Supply the number of lines in the listing below in which the word "text" occurs, and nothing else.

Available records:

---

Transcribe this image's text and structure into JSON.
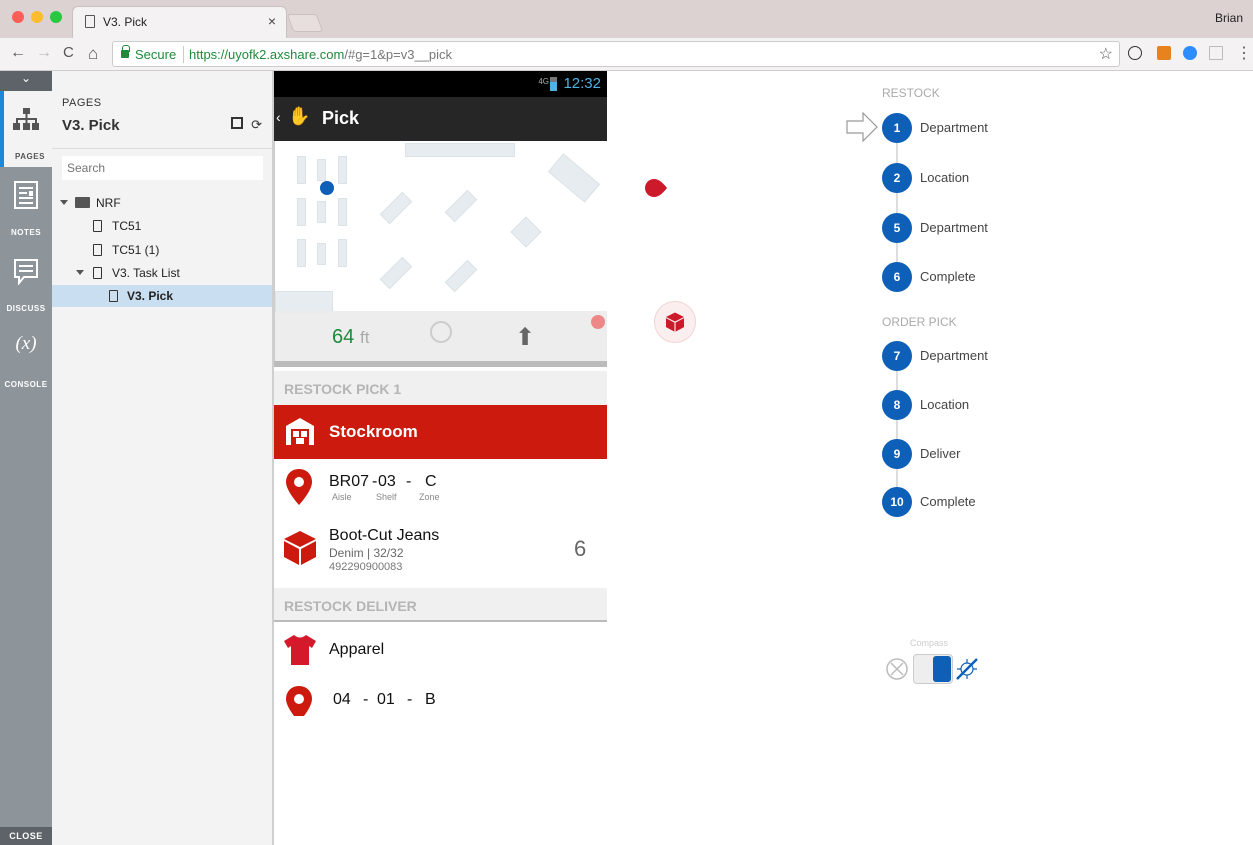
{
  "browser": {
    "tab_title": "V3. Pick",
    "tab_close": "×",
    "user_name": "Brian",
    "secure_label": "Secure",
    "url_host": "https://uyofk2.axshare.com",
    "url_rest": "/#g=1&p=v3__pick",
    "nav": {
      "back": "←",
      "forward": "→",
      "reload": "C",
      "home": "⌂",
      "star": "☆",
      "menu": "⋮"
    }
  },
  "rail": {
    "collapse": "⌄",
    "items": [
      {
        "label": "PAGES",
        "icon": "sitemap-icon"
      },
      {
        "label": "NOTES",
        "icon": "notes-icon"
      },
      {
        "label": "DISCUSS",
        "icon": "discuss-icon"
      },
      {
        "label": "CONSOLE",
        "icon": "variable-icon",
        "glyph": "(x)"
      }
    ],
    "close_label": "CLOSE"
  },
  "sidepanel": {
    "section_label": "PAGES",
    "title": "V3. Pick",
    "search_placeholder": "Search",
    "tree": [
      {
        "label": "NRF",
        "type": "folder",
        "level": 0
      },
      {
        "label": "TC51",
        "type": "page",
        "level": 1
      },
      {
        "label": "TC51 (1)",
        "type": "page",
        "level": 1
      },
      {
        "label": "V3. Task List",
        "type": "page",
        "level": 1
      },
      {
        "label": "V3. Pick",
        "type": "page",
        "level": 2,
        "selected": true
      }
    ]
  },
  "phone": {
    "status": {
      "network": "4G",
      "time": "12:32"
    },
    "appbar": {
      "back": "‹",
      "title": "Pick"
    },
    "map": {
      "distance": "64",
      "unit": "ft"
    },
    "restock_pick": {
      "header": "RESTOCK PICK 1",
      "department": "Stockroom",
      "location": {
        "aisle": "BR07",
        "shelf": "03",
        "zone": "C",
        "aisle_label": "Aisle",
        "shelf_label": "Shelf",
        "zone_label": "Zone",
        "sep": "-"
      },
      "item": {
        "name": "Boot-Cut Jeans",
        "detail": "Denim | 32/32",
        "sku": "492290900083",
        "qty": "6"
      }
    },
    "restock_deliver": {
      "header": "RESTOCK DELIVER",
      "department": "Apparel",
      "location": {
        "aisle": "04",
        "shelf": "01",
        "zone": "B",
        "sep": "-"
      }
    }
  },
  "flow": {
    "restock": {
      "header": "RESTOCK",
      "steps": [
        {
          "num": "1",
          "label": "Department",
          "current": true
        },
        {
          "num": "2",
          "label": "Location"
        },
        {
          "num": "5",
          "label": "Department"
        },
        {
          "num": "6",
          "label": "Complete"
        }
      ]
    },
    "order_pick": {
      "header": "ORDER PICK",
      "steps": [
        {
          "num": "7",
          "label": "Department"
        },
        {
          "num": "8",
          "label": "Location"
        },
        {
          "num": "9",
          "label": "Deliver"
        },
        {
          "num": "10",
          "label": "Complete"
        }
      ]
    }
  },
  "compass": {
    "label": "Compass",
    "enabled": true
  },
  "colors": {
    "accent_blue": "#0d5fb8",
    "brand_red": "#cc1a0e",
    "secure_green": "#1e8a3a"
  }
}
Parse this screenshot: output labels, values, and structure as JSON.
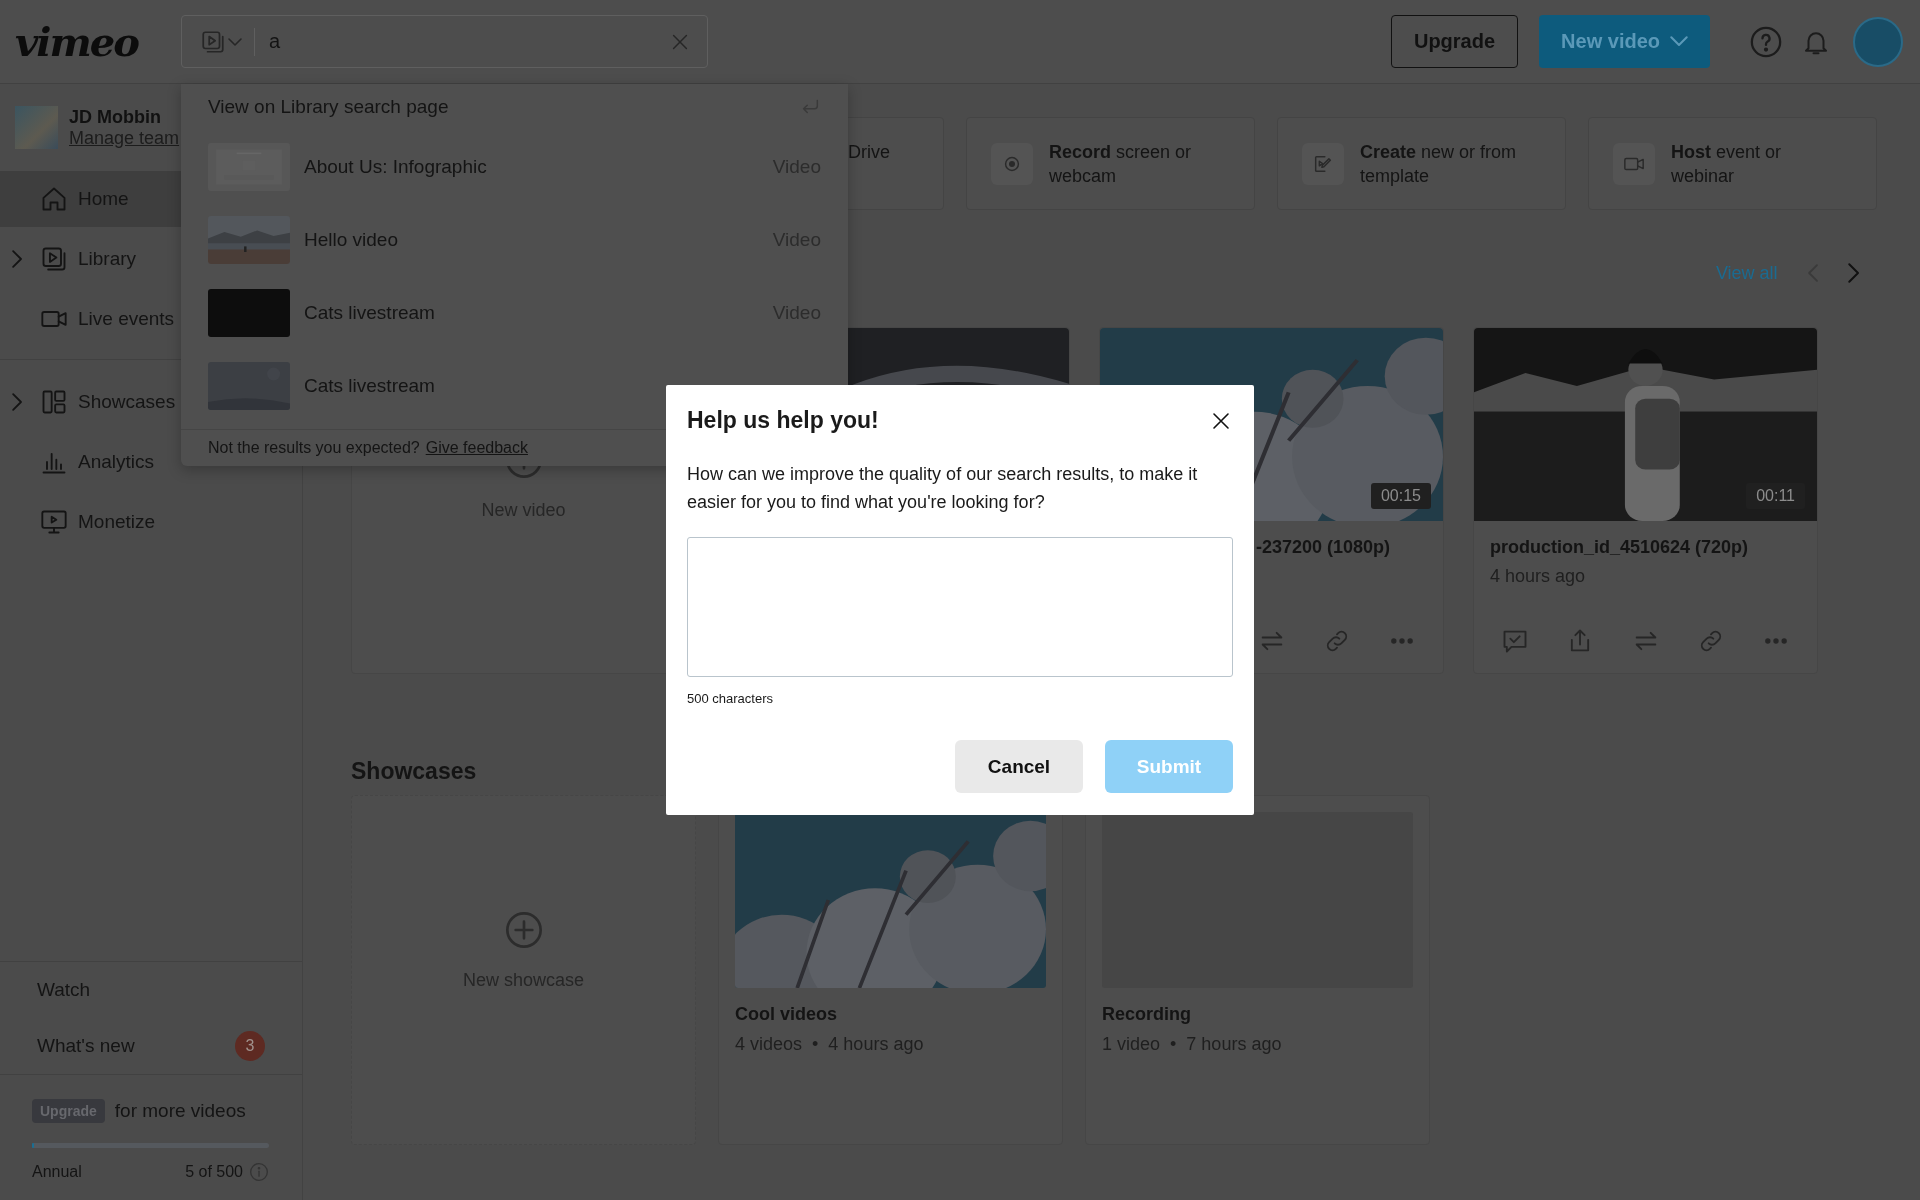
{
  "header": {
    "logo": "vimeo",
    "search": {
      "value": "a"
    },
    "buttons": [
      {
        "label": "Upgrade",
        "kind": "outline"
      },
      {
        "label": "New video",
        "kind": "primary"
      }
    ]
  },
  "sidebar": {
    "user": {
      "name": "JD Mobbin",
      "link": "Manage team"
    },
    "nav": [
      {
        "label": "Home",
        "selected": true,
        "expandable": false
      },
      {
        "label": "Library",
        "selected": false,
        "expandable": true
      },
      {
        "label": "Live events",
        "selected": false,
        "expandable": false
      },
      {
        "label": "Showcases",
        "selected": false,
        "expandable": true
      },
      {
        "label": "Analytics",
        "selected": false,
        "expandable": false
      },
      {
        "label": "Monetize",
        "selected": false,
        "expandable": false
      }
    ],
    "links": [
      {
        "label": "Watch"
      },
      {
        "label": "What's new",
        "badge": "3"
      }
    ],
    "plan": {
      "badge": "Upgrade",
      "text": "for more videos",
      "level": 0.01,
      "period": "Annual",
      "usage": "5 of 500"
    }
  },
  "quick_actions": [
    {
      "kind": "drive",
      "text": "Drive"
    },
    {
      "kind": "record",
      "text": "**Record** screen or webcam"
    },
    {
      "kind": "create",
      "text": "**Create** new or from template"
    },
    {
      "kind": "host",
      "text": "**Host** event or webinar"
    }
  ],
  "recent": {
    "view_all": "View all",
    "new_card": "New video",
    "videos": [
      {
        "kind": "video"
      },
      {
        "kind": "video",
        "duration": "00:15",
        "title": "-237200 (1080p)"
      },
      {
        "kind": "video",
        "duration": "00:11",
        "title": "production_id_4510624 (720p)",
        "time": "4 hours ago"
      }
    ]
  },
  "showcases": {
    "title": "Showcases",
    "new_card": "New showcase",
    "items": [
      {
        "name": "Cool videos",
        "meta": "4 videos  •  4 hours ago"
      },
      {
        "name": "Recording",
        "meta": "1 video  •  7 hours ago"
      }
    ]
  },
  "search_dropdown": {
    "view_all": "View on Library search page",
    "results": [
      {
        "title": "About Us: Infographic",
        "type": "Video"
      },
      {
        "title": "Hello video",
        "type": "Video"
      },
      {
        "title": "Cats livestream",
        "type": "Video"
      },
      {
        "title": "Cats livestream"
      }
    ],
    "footer": "Not the results you expected?",
    "feedback_link": "Give feedback"
  },
  "modal": {
    "title": "Help us help you!",
    "text": "How can we improve the quality of our search results, to make it easier for you to find what you're looking for?",
    "counter": "500 characters",
    "buttons": [
      {
        "label": "Cancel",
        "kind": "secondary",
        "disabled": false
      },
      {
        "label": "Submit",
        "kind": "primary",
        "disabled": true
      }
    ]
  }
}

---

Output of the task:
7